Question: How do you apply the biblical counseling model with people who do not want to hear anything about the Bible or Jesus? Knowing what people need to hear is often very simple (e.g., God’s love, forgiveness of sins). Should we still speak biblical truth in these instances?
If the person you are speaking with simply doesn’t want to hear about the Bible or Jesus, then you can take several approaches, depending on the situation.
- You can talk about biblical matters creatively. For example, “Will you commit to cleaning out your own garbage can before you rummage in your spouse’s garbage can? Are you willing to trust me to pay equal attention to both of you?”; adapt Matthew 7:1–5, looking to build a foundation for more explicit orientation to Scripture.

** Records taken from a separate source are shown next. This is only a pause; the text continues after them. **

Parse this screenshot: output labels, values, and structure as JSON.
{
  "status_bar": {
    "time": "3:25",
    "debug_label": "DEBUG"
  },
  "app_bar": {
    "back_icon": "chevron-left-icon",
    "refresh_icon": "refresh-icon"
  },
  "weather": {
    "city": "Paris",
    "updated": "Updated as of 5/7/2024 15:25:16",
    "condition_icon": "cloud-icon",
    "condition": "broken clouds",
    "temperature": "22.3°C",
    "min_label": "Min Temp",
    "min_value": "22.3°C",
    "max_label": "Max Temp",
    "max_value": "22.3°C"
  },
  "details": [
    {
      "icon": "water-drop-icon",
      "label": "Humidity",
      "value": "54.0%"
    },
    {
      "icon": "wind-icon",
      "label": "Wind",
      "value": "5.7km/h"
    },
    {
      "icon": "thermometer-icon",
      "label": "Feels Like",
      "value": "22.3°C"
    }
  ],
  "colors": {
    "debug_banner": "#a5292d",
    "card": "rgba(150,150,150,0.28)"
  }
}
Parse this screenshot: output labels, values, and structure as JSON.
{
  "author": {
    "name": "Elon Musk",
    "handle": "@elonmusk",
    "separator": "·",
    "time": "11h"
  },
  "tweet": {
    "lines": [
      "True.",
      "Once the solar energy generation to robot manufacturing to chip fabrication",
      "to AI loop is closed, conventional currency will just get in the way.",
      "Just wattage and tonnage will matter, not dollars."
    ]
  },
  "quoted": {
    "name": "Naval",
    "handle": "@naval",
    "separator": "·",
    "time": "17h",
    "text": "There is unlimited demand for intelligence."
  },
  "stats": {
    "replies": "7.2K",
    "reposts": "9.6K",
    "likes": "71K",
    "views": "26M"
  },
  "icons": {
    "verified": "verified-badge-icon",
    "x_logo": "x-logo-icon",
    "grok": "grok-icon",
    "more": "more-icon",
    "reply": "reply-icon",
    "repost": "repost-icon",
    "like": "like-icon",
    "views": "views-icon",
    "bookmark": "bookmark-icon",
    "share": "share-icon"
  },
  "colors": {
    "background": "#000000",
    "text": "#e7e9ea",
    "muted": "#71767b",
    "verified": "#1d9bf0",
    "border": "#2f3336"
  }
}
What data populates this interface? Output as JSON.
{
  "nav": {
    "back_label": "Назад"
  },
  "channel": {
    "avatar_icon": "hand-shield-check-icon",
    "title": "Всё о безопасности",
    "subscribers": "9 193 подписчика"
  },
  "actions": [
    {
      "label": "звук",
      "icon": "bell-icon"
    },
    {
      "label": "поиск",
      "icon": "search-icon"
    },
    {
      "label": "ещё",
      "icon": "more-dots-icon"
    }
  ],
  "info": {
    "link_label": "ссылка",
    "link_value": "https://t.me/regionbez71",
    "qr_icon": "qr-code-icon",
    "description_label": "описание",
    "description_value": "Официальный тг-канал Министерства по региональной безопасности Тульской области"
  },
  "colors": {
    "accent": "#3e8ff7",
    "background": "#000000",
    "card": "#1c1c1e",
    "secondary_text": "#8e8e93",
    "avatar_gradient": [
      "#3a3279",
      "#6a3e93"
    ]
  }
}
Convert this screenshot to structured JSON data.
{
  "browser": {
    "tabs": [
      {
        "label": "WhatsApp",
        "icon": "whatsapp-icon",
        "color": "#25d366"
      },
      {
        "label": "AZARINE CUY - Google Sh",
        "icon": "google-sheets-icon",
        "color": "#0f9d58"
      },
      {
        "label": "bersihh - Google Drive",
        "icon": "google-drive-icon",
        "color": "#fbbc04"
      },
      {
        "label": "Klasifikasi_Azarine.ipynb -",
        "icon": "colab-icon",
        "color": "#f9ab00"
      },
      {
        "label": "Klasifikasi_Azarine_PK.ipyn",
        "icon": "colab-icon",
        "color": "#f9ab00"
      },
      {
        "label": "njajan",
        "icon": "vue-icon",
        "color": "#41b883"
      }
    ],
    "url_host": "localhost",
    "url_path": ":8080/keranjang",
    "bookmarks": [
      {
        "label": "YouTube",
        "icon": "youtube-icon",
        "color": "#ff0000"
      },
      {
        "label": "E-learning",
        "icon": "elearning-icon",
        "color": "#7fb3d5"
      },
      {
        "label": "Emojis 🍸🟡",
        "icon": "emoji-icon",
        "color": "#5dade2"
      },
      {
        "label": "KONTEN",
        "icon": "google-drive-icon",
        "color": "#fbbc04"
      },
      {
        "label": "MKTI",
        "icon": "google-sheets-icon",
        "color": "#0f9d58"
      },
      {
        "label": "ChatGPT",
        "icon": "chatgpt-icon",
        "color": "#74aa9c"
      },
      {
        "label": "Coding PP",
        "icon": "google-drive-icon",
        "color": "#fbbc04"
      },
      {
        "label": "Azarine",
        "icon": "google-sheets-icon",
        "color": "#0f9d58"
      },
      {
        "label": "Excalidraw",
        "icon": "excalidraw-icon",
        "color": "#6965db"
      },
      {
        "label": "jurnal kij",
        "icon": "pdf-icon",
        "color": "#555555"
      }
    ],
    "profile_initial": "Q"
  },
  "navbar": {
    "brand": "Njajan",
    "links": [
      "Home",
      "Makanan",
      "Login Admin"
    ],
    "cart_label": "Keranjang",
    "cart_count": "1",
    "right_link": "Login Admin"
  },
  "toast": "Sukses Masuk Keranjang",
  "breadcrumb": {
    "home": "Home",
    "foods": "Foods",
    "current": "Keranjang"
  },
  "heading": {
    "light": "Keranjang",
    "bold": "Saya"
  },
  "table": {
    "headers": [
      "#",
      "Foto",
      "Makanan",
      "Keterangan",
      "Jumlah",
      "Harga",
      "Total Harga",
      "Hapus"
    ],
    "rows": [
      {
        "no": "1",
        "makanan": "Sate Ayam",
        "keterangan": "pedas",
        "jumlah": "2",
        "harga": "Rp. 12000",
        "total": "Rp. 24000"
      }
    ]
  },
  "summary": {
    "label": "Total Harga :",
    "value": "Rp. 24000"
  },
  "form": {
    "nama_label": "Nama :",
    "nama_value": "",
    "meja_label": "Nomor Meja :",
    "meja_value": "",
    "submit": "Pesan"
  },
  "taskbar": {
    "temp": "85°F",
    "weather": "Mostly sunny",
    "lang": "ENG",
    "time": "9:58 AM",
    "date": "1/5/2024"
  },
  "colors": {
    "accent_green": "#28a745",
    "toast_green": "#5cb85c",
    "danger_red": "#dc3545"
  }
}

- You can speak overtly about biblical matters even though the person doesn’t want to hear it. Biblical rationale: “Admonish the unruly”; “Rebuke a fool according to his folly lest he be wise in his own eyes.” Loving, constructive candor is a gift of God.
- You can let your actions speak love. Biblical rationale: “If your enemy is hungry, feed him”; “… that he may be won without a word”; “be patient with them all.” The good is to let actions speak the message in order to win a hearing.
- You can say nothing about Jesus or the Bible. Biblical rationale: “Don’t cast your pearls to the pigs”; “Whoever corrects a scoffer gets himself abuse, and he who reproves a wicked man incurs injury. Do not reprove a scoffer, or he will hate you.”; “as a sheep before its shearers is silent.” The reasoning is that there are situations in which good words will be wasted.
We have options in how we can interact and engage. Wisdom is needed. Think of how differently the conversations unfold when Paul speaks in Acts 13 (unpacking Bible, Bible, Bible), in Acts 14 (pointing out weather, crops, creational blessings, false ideas), and in Acts 17 (quoting their respected cultural authorities, their poets and philosophers; pointing out blind instincts after God and goodness). Again, wisdom is needed depending on the person you are talking to. But, bottom line, of course you can “counsel biblically” with those who are ignorant of or hostile to “The Bible.”
Finally, do check out the article by Alasdair Groves in the latest issue of the Journal of Biblical Counseling, “How Do You Counsel Non-Christians?”